━━━ Supplied records

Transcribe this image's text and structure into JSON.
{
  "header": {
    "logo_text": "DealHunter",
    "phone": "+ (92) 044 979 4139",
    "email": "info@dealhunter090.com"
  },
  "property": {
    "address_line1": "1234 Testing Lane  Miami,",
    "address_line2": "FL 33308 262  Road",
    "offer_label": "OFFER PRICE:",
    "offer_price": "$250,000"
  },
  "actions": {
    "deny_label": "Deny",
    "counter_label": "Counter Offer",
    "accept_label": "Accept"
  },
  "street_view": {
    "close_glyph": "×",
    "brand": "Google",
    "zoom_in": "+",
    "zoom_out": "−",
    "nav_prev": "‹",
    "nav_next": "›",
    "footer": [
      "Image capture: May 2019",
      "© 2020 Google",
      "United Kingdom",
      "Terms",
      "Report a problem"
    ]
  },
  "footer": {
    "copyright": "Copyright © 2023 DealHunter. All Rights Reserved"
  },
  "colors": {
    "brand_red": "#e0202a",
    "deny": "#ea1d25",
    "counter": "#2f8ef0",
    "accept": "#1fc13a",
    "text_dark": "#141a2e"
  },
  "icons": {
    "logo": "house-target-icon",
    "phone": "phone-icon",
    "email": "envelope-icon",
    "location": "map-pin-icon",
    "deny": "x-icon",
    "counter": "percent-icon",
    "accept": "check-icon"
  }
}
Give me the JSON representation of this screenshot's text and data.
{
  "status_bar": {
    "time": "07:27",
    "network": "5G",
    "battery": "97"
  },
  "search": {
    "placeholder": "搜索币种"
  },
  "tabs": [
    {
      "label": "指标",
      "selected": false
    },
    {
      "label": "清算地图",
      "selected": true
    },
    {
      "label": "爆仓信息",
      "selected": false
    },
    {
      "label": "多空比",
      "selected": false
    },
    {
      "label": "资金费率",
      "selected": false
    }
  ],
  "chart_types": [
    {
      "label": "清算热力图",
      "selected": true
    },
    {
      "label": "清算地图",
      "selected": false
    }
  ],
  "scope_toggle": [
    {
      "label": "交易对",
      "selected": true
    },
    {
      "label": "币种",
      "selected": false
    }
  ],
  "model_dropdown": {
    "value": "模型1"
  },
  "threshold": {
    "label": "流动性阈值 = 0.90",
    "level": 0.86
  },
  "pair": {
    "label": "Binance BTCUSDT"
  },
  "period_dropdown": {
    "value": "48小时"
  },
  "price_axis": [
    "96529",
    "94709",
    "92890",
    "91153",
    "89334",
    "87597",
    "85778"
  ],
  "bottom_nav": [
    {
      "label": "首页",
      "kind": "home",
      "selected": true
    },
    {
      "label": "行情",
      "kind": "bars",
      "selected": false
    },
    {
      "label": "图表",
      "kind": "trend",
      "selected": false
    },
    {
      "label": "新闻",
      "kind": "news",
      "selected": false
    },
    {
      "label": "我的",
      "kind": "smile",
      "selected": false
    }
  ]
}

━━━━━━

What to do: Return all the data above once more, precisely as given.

Result for this task:
Transcribe this image's text and structure into JSON.
{
  "header": {
    "logo_text": "DealHunter",
    "phone": "+ (92) 044 979 4139",
    "email": "info@dealhunter090.com"
  },
  "property": {
    "address_line1": "1234 Testing Lane  Miami,",
    "address_line2": "FL 33308 262  Road",
    "offer_label": "OFFER PRICE:",
    "offer_price": "$250,000"
  },
  "actions": {
    "deny_label": "Deny",
    "counter_label": "Counter Offer",
    "accept_label": "Accept"
  },
  "street_view": {
    "close_glyph": "×",
    "brand": "Google",
    "zoom_in": "+",
    "zoom_out": "−",
    "nav_prev": "‹",
    "nav_next": "›",
    "footer": [
      "Image capture: May 2019",
      "© 2020 Google",
      "United Kingdom",
      "Terms",
      "Report a problem"
    ]
  },
  "footer": {
    "copyright": "Copyright © 2023 DealHunter. All Rights Reserved"
  },
  "colors": {
    "brand_red": "#e0202a",
    "deny": "#ea1d25",
    "counter": "#2f8ef0",
    "accept": "#1fc13a",
    "text_dark": "#141a2e"
  },
  "icons": {
    "logo": "house-target-icon",
    "phone": "phone-icon",
    "email": "envelope-icon",
    "location": "map-pin-icon",
    "deny": "x-icon",
    "counter": "percent-icon",
    "accept": "check-icon"
  }
}
Give me the JSON representation of this screenshot's text and data.
{
  "status_bar": {
    "time": "07:27",
    "network": "5G",
    "battery": "97"
  },
  "search": {
    "placeholder": "搜索币种"
  },
  "tabs": [
    {
      "label": "指标",
      "selected": false
    },
    {
      "label": "清算地图",
      "selected": true
    },
    {
      "label": "爆仓信息",
      "selected": false
    },
    {
      "label": "多空比",
      "selected": false
    },
    {
      "label": "资金费率",
      "selected": false
    }
  ],
  "chart_types": [
    {
      "label": "清算热力图",
      "selected": true
    },
    {
      "label": "清算地图",
      "selected": false
    }
  ],
  "scope_toggle": [
    {
      "label": "交易对",
      "selected": true
    },
    {
      "label": "币种",
      "selected": false
    }
  ],
  "model_dropdown": {
    "value": "模型1"
  },
  "threshold": {
    "label": "流动性阈值 = 0.90",
    "level": 0.86
  },
  "pair": {
    "label": "Binance BTCUSDT"
  },
  "period_dropdown": {
    "value": "48小时"
  },
  "price_axis": [
    "96529",
    "94709",
    "92890",
    "91153",
    "89334",
    "87597",
    "85778"
  ],
  "bottom_nav": [
    {
      "label": "首页",
      "kind": "home",
      "selected": true
    },
    {
      "label": "行情",
      "kind": "bars",
      "selected": false
    },
    {
      "label": "图表",
      "kind": "trend",
      "selected": false
    },
    {
      "label": "新闻",
      "kind": "news",
      "selected": false
    },
    {
      "label": "我的",
      "kind": "smile",
      "selected": false
    }
  ]
}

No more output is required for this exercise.